Website and app data records:
※ ※ ※
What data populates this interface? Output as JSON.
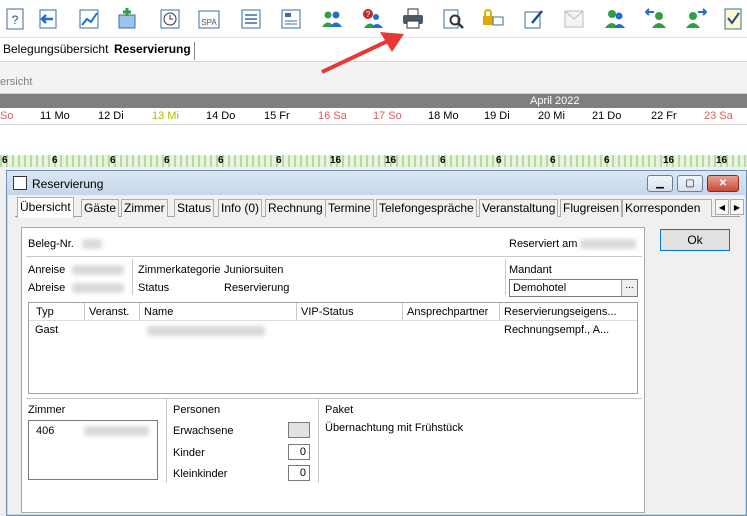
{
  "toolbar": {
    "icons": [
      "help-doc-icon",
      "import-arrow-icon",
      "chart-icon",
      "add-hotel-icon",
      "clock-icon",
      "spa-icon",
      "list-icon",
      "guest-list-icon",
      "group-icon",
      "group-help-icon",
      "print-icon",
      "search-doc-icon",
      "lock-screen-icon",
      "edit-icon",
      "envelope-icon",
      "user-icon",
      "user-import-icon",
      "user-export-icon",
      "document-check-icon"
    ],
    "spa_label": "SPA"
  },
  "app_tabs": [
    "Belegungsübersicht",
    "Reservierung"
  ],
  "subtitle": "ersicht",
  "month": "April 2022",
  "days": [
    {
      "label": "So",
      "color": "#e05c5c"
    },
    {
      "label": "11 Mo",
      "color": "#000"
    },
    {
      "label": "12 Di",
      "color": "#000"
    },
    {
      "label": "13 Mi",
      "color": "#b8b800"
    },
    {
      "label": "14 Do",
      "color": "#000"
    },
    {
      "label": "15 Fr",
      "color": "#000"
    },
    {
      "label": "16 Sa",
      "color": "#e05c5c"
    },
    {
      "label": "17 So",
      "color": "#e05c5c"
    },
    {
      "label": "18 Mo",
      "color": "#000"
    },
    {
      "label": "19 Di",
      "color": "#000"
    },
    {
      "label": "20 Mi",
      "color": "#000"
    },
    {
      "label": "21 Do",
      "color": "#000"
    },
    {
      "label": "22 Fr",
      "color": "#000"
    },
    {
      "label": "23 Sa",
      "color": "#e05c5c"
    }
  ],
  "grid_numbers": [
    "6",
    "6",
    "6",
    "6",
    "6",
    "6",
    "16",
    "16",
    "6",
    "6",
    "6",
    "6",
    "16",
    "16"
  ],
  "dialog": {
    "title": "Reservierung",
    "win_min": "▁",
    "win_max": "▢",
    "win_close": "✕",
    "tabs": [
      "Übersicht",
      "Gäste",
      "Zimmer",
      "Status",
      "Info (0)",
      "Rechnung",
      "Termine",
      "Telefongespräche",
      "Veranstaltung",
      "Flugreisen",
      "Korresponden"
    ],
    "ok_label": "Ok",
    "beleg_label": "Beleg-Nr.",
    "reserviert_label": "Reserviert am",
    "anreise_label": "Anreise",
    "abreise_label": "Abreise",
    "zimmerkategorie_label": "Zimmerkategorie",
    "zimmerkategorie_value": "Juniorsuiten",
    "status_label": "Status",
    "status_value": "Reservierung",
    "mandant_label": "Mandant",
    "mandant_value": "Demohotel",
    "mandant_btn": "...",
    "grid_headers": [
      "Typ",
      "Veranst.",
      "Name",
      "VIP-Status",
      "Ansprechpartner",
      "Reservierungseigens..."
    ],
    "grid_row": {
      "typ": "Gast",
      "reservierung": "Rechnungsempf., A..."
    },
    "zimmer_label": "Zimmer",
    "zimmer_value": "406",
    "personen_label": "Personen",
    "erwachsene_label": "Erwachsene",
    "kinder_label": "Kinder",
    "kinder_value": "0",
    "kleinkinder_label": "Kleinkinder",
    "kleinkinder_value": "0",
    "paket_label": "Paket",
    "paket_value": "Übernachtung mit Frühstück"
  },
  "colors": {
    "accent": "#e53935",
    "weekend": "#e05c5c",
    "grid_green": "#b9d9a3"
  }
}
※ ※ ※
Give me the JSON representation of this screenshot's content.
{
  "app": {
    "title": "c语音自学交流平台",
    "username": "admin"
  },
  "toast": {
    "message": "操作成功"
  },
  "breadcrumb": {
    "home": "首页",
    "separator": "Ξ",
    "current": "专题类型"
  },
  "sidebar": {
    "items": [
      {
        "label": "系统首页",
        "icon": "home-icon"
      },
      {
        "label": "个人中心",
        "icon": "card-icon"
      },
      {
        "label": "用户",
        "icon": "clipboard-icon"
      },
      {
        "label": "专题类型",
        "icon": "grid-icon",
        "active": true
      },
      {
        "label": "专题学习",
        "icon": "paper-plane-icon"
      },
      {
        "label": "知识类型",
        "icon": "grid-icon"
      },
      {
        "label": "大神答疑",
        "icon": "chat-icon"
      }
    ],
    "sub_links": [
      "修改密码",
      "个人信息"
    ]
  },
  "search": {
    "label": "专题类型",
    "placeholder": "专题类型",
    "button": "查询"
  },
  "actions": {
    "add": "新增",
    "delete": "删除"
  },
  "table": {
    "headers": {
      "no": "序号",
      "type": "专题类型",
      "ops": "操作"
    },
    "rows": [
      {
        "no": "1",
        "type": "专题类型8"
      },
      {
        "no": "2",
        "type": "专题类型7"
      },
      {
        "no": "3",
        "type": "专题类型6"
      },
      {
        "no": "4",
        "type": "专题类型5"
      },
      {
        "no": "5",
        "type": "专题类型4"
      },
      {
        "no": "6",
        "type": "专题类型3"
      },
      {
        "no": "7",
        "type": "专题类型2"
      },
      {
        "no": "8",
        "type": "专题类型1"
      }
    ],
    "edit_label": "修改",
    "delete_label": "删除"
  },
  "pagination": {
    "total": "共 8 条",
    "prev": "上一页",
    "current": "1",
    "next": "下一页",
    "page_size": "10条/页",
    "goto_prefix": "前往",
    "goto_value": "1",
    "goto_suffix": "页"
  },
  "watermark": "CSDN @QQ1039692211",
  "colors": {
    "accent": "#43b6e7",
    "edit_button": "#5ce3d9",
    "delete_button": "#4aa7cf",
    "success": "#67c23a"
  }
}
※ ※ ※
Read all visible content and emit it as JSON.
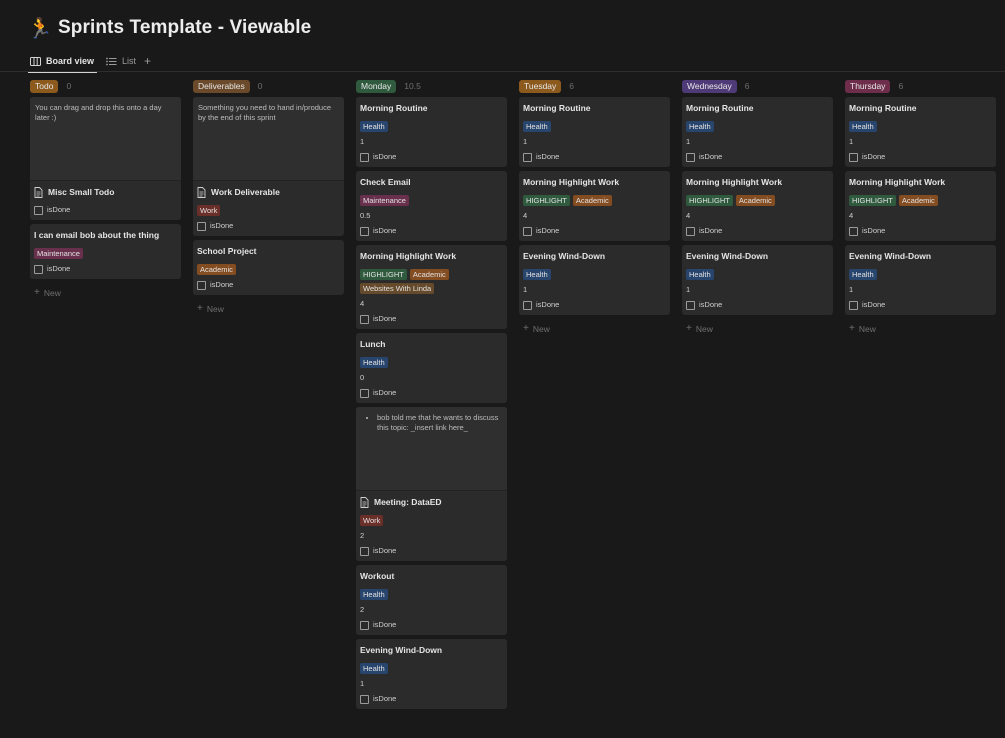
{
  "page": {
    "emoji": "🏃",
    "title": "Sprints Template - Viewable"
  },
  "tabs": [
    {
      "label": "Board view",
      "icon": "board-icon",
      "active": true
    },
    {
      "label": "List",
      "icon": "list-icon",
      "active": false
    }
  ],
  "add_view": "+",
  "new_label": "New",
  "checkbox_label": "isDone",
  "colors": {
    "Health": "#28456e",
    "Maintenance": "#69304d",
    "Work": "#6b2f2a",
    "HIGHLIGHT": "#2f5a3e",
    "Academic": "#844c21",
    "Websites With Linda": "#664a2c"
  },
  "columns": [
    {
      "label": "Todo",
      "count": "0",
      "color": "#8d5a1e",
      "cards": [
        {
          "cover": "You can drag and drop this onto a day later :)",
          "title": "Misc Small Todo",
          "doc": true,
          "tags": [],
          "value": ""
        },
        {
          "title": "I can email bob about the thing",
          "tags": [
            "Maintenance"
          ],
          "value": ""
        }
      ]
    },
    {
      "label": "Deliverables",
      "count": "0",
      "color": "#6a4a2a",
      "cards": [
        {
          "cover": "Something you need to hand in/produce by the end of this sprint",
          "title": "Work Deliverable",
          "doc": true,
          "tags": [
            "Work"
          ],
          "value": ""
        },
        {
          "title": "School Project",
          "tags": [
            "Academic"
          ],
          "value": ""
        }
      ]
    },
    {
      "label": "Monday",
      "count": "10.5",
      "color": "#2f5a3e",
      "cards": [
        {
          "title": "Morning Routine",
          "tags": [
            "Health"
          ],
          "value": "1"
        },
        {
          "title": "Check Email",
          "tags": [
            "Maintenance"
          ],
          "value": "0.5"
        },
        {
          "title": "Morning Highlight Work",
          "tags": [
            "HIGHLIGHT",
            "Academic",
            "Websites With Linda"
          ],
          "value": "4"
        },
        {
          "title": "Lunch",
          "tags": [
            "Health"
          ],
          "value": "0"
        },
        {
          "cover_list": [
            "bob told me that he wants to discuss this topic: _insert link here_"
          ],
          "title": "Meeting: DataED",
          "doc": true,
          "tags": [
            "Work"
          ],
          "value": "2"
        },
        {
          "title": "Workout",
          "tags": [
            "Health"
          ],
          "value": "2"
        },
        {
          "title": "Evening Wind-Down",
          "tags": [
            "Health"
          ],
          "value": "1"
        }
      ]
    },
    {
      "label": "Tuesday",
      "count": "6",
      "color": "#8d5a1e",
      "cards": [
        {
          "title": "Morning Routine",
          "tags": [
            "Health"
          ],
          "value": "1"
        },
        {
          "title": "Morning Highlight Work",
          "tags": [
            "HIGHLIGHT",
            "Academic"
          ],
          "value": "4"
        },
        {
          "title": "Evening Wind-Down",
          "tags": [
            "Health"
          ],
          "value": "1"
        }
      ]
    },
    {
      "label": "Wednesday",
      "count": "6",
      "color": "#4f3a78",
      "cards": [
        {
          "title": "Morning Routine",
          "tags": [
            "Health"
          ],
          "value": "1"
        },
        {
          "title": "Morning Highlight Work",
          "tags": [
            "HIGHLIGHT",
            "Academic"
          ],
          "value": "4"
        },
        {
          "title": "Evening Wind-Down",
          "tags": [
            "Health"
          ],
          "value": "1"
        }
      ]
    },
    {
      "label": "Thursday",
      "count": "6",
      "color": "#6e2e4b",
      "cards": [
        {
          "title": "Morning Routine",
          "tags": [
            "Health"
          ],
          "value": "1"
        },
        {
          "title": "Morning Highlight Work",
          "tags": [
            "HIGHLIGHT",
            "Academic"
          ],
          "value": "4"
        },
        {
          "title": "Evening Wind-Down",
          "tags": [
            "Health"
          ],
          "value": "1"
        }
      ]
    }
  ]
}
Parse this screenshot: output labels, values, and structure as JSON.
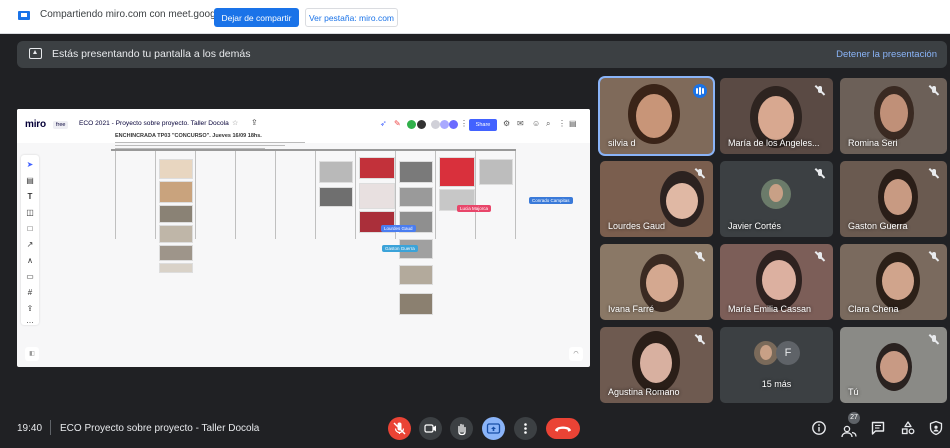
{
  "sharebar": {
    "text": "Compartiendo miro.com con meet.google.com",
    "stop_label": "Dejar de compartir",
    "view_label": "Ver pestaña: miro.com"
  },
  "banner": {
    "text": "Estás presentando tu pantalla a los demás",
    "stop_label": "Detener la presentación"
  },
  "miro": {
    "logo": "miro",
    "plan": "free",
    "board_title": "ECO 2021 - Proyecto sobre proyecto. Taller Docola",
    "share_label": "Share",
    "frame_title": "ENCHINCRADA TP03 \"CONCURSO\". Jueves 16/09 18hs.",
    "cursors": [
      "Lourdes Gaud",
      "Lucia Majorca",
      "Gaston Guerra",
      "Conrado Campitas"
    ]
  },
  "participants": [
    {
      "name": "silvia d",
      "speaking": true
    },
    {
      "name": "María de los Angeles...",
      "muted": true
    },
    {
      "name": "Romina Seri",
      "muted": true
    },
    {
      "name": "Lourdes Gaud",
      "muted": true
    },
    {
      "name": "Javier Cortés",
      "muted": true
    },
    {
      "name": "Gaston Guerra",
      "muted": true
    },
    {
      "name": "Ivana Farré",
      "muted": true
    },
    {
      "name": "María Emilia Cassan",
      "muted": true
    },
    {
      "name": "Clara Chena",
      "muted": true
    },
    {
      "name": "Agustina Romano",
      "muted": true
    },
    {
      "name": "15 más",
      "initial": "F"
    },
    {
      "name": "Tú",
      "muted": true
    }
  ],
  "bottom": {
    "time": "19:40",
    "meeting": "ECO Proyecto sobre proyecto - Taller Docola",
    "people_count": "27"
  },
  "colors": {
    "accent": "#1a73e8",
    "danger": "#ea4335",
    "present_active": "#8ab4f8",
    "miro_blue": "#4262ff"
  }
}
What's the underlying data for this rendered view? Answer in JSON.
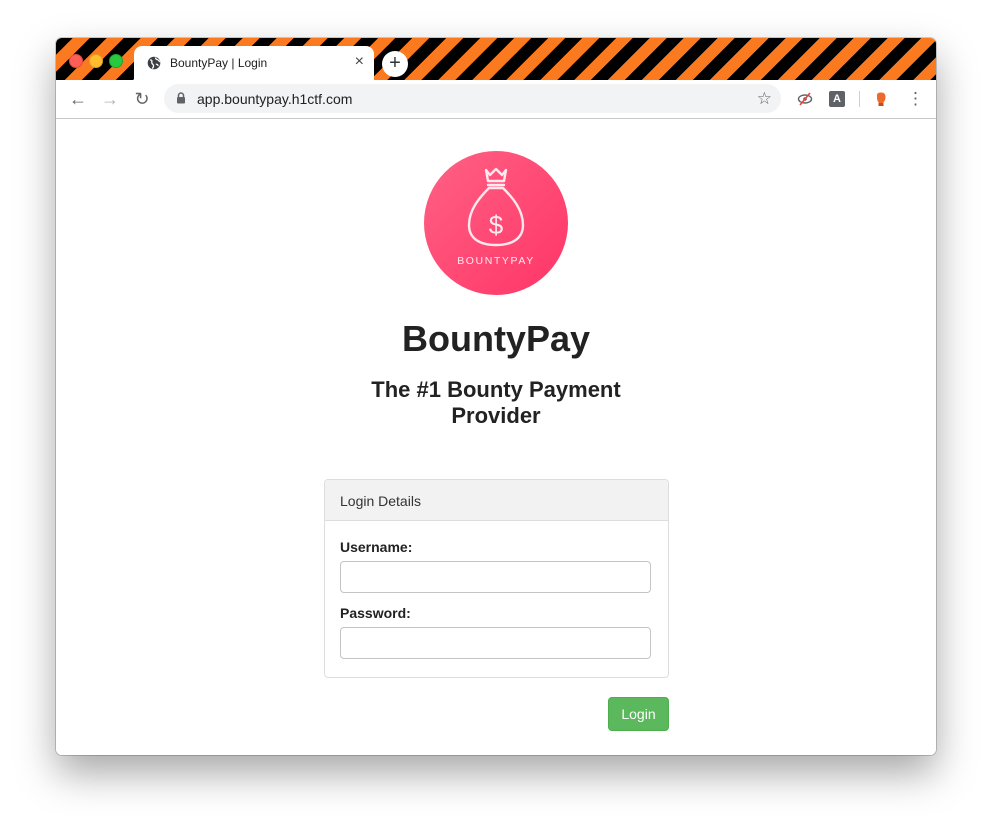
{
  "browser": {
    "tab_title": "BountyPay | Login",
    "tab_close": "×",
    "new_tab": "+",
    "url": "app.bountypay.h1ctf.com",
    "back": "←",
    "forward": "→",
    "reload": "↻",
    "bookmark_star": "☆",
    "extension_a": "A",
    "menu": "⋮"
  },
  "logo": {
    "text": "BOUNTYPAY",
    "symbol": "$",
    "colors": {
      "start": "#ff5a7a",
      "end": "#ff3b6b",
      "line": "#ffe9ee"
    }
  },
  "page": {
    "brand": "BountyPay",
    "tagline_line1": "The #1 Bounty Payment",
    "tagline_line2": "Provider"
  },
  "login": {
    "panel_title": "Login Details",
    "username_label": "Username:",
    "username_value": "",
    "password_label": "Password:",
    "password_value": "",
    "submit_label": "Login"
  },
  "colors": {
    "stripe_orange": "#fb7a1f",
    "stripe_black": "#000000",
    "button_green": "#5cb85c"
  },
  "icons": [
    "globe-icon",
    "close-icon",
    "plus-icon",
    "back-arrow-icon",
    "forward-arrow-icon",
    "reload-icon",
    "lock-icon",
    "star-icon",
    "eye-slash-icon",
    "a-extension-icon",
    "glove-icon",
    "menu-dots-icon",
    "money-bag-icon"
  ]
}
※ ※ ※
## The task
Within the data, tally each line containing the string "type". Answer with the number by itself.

## Result below
9